Your task: In the entries below, the word "handle" appears on some lines. Copy each of those lines.

_____

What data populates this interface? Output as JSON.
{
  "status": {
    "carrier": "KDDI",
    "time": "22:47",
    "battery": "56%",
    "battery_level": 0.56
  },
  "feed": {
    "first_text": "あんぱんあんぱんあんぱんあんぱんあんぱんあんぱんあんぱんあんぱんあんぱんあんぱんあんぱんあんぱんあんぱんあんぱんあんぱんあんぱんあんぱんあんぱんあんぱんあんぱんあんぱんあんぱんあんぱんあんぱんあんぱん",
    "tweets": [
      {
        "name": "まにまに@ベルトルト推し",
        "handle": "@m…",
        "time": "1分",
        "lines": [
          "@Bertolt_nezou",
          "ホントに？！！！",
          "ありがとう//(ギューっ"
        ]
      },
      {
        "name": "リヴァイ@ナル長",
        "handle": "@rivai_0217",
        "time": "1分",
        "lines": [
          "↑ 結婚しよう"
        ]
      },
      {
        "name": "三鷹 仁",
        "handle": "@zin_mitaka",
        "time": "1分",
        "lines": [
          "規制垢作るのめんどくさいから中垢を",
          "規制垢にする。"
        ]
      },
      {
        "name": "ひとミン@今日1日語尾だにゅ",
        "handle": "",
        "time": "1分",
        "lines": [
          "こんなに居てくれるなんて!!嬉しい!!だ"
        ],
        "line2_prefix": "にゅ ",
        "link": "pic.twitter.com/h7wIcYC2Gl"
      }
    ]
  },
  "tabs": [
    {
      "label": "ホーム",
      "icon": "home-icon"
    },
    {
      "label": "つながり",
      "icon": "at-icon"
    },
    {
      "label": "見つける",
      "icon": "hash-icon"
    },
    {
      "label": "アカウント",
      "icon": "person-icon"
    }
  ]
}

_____

Solution to the exercise:
        "handle": "@m…",
        "handle": "@rivai_0217",
        "handle": "@zin_mitaka",
        "handle": "",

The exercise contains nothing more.